The FX-8000 series are not 8-core processors, they are really 4-core processors with a HyperThreading like technology. So its 8-threads rather on 4-cores.Yea, honestly a lot of people are hell bent on comparing the FX 8's to the i7 processor line and don't see the purpose of the chip. Its a very good hybrid performance chip honestly because of the way the 8 cores giving you multi-threaded performance for high multi-tasking purposes and tasks while the performance in general is on par for Gaming purposes too. Really the differences is simple, if you only play games on the machine at the moment, the I5 is a great chip. But if you like to do lots of things, gaming, rendering, and heavily threaded tasks, then the FX 8350 chip might be a better option especially seeing that games are starting to even hit the 6 core range of usage. In terms of sheer performance, no one denies the I7 is a better chip, but its still 100 + dollars more and comparing it generation to generation, its not that big a difference in overall performance as people make it out to be, but it is still the TOP overall.

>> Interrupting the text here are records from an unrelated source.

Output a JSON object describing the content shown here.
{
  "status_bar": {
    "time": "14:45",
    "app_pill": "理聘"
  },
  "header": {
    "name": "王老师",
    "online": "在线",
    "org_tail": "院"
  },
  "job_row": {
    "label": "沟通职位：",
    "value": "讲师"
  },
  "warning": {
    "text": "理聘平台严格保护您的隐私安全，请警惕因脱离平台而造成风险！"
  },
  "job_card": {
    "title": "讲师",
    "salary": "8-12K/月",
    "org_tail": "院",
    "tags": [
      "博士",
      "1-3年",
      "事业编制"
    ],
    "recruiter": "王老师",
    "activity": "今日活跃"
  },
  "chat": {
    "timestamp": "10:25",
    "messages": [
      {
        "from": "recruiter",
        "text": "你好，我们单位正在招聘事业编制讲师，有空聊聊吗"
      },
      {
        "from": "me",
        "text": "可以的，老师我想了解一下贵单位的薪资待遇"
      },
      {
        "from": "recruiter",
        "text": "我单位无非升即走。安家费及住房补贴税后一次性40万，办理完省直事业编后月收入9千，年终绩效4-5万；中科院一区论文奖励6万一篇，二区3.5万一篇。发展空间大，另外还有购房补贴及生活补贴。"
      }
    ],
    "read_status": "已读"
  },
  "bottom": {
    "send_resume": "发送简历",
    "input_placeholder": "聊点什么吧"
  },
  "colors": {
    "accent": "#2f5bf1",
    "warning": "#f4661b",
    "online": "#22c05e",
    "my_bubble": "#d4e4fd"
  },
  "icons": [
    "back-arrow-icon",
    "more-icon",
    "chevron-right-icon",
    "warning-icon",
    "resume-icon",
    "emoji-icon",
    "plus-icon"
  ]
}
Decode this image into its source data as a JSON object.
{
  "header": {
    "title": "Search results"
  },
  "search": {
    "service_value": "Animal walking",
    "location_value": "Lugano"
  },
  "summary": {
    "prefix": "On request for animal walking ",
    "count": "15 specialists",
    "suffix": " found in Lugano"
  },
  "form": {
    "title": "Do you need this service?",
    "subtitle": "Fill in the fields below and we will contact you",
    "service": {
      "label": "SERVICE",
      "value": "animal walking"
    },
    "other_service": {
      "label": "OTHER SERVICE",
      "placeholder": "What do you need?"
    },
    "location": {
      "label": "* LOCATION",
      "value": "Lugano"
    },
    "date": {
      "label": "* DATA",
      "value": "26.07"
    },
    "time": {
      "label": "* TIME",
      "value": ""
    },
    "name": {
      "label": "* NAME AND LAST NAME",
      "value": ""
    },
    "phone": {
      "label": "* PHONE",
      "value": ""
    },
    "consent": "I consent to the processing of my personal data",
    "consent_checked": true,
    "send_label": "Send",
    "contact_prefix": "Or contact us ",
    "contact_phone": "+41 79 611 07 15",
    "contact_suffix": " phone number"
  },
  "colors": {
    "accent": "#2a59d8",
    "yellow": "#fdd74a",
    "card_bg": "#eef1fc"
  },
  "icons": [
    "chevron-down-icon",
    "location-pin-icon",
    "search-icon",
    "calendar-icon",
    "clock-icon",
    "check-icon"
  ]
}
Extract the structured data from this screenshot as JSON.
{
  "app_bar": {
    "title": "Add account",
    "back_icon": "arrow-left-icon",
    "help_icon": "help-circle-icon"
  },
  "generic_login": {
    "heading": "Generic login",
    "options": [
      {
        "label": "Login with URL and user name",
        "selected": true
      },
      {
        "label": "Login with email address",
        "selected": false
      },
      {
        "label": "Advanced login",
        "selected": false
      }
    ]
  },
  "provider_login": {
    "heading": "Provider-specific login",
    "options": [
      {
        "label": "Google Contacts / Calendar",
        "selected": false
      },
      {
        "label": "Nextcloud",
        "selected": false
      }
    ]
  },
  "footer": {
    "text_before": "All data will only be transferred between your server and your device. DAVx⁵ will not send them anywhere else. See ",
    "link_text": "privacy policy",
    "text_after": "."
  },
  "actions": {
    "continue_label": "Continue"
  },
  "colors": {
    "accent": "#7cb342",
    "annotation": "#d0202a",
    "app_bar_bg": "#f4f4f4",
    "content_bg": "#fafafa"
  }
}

Like ive said in the past, each company has a different answer to the same question, which ever way your prefer, is up to you.
Chips like the FX-8350 are only cheap because they have to be, they struggle to compete with the Core i5’s and that is why they are priced alongside them.
Even in programs that use more than 4-threads the Core i5’s are often faster as each core is so much more efficient. Gaming is where the FX-8000 series often looks best due to most games being GPU limited.
I mean look at our encoding results…
The Core i5 owns the FX-8350 in most of those tests, particularly the real-world applications.
Having said all that the FX-8350 is a great value chip given the price so essentially what you are trying to say is correct